Data excerpts:
────

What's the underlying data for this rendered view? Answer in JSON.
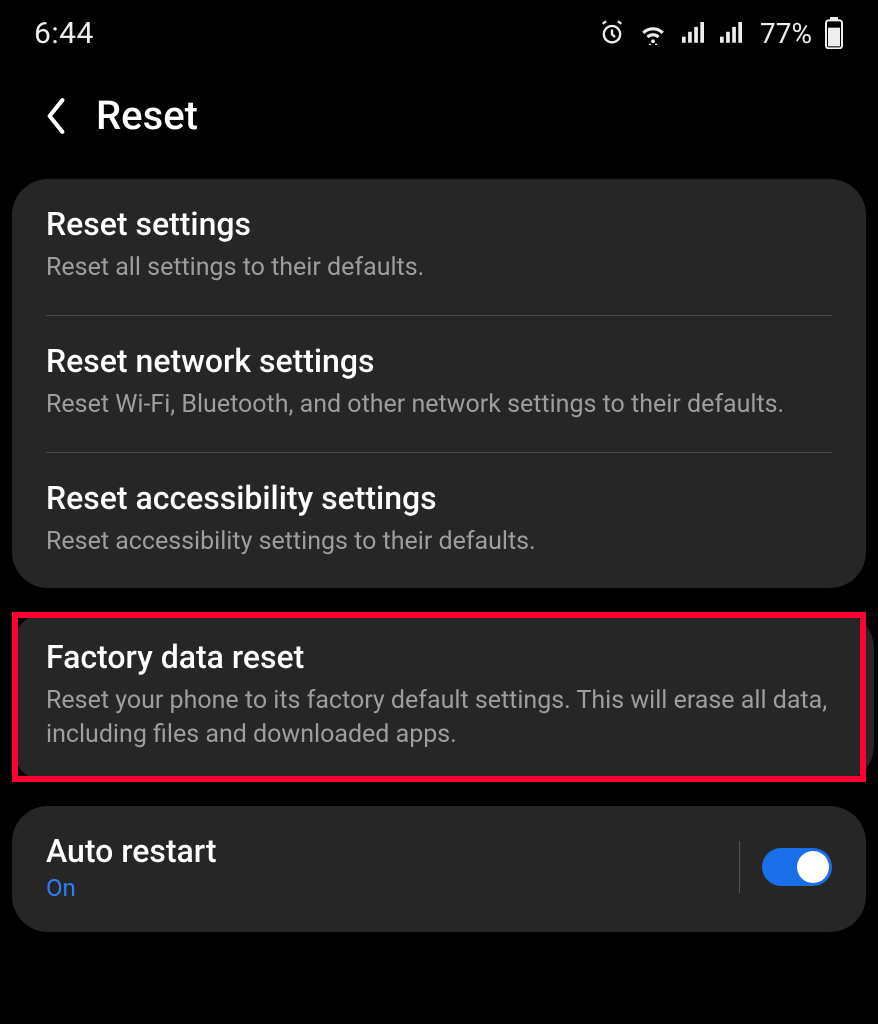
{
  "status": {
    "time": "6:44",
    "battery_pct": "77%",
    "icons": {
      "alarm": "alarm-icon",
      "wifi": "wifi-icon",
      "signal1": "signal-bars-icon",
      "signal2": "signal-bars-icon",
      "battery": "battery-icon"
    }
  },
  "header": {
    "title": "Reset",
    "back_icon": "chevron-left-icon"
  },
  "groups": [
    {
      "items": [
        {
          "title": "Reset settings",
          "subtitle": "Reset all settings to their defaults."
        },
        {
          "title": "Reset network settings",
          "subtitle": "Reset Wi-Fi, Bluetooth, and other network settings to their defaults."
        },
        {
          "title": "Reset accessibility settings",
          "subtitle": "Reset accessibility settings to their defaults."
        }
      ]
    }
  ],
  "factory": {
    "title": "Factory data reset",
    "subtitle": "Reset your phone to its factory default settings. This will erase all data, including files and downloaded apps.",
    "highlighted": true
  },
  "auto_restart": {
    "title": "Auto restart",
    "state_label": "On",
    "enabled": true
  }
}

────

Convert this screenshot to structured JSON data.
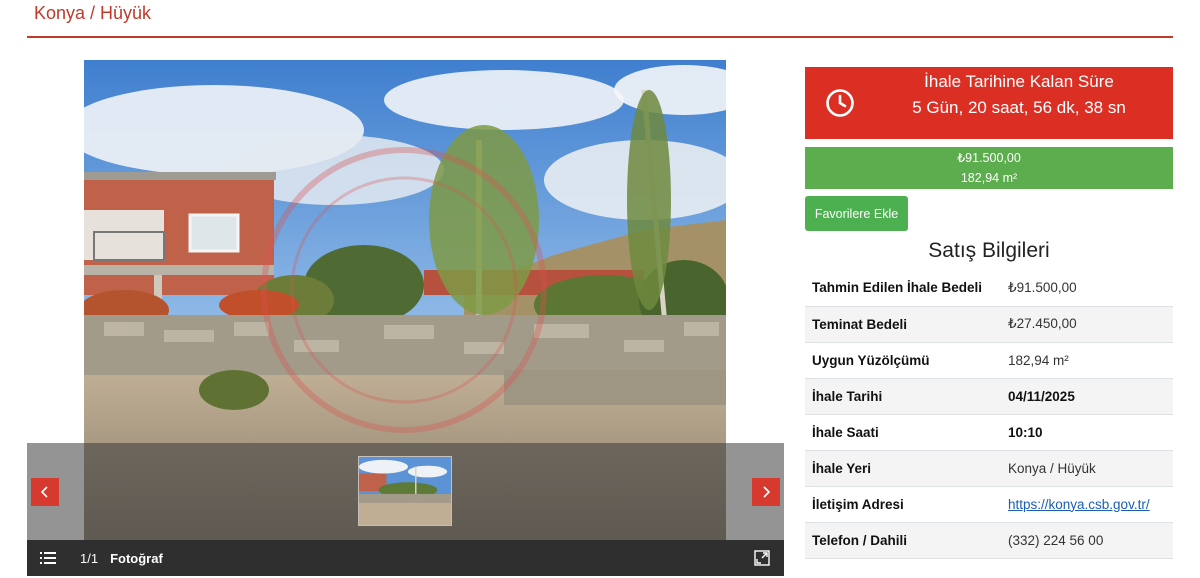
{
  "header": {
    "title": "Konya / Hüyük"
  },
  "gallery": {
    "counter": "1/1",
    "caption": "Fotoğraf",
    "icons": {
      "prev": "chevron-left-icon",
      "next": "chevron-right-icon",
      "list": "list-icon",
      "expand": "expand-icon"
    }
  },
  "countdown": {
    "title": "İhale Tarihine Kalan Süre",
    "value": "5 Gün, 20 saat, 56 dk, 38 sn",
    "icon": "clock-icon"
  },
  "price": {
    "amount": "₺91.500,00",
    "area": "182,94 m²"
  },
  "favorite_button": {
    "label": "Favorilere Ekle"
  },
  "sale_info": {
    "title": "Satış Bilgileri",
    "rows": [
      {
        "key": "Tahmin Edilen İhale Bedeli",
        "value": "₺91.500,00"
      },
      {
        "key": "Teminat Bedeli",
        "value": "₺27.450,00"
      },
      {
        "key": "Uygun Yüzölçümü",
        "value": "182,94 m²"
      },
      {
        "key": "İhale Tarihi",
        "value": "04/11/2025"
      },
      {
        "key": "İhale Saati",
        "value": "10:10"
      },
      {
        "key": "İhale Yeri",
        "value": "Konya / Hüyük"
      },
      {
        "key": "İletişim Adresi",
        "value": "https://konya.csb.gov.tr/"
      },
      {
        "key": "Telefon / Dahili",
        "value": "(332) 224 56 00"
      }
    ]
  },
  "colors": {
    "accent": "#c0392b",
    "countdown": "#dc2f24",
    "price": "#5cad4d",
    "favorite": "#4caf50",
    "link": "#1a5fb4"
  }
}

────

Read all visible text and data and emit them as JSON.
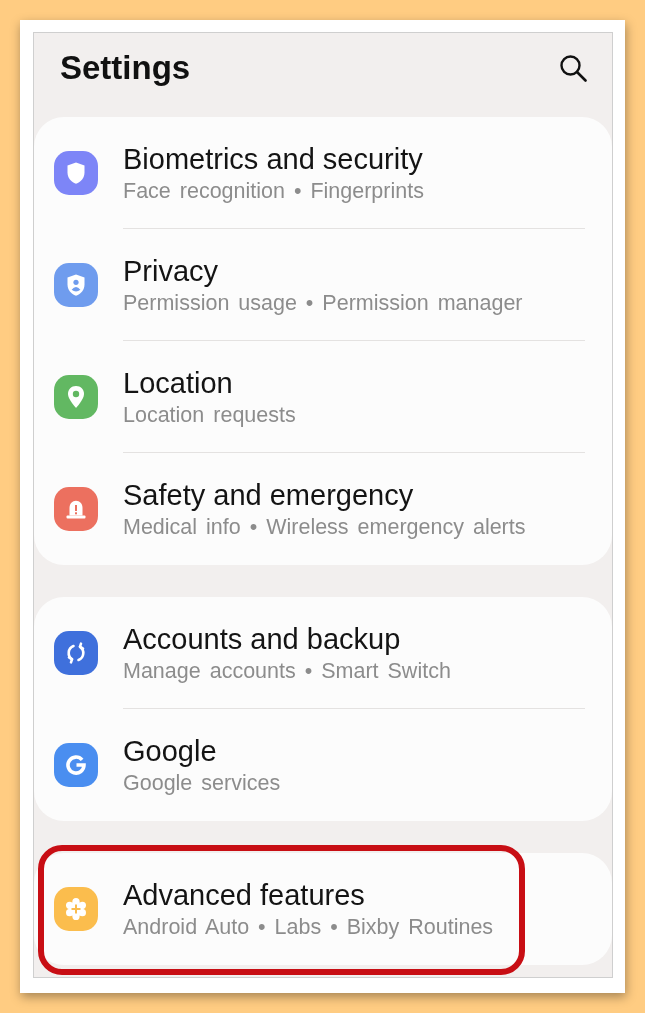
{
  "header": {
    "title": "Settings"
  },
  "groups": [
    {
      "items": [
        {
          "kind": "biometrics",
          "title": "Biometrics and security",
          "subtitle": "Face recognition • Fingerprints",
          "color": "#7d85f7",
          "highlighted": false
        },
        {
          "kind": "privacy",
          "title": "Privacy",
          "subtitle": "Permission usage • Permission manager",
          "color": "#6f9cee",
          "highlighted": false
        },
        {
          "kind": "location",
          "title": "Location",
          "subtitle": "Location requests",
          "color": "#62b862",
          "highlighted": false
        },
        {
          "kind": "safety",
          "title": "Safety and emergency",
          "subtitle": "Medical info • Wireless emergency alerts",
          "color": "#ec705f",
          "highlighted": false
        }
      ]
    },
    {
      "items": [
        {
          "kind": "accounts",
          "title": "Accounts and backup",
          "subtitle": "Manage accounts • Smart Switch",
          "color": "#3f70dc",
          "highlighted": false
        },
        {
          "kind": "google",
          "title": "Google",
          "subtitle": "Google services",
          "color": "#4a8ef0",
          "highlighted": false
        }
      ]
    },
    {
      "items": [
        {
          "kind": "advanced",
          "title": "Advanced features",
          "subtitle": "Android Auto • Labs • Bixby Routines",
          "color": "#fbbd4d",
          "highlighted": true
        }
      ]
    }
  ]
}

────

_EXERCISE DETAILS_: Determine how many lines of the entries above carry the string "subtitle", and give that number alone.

_EXERCISE ANSWER_: 11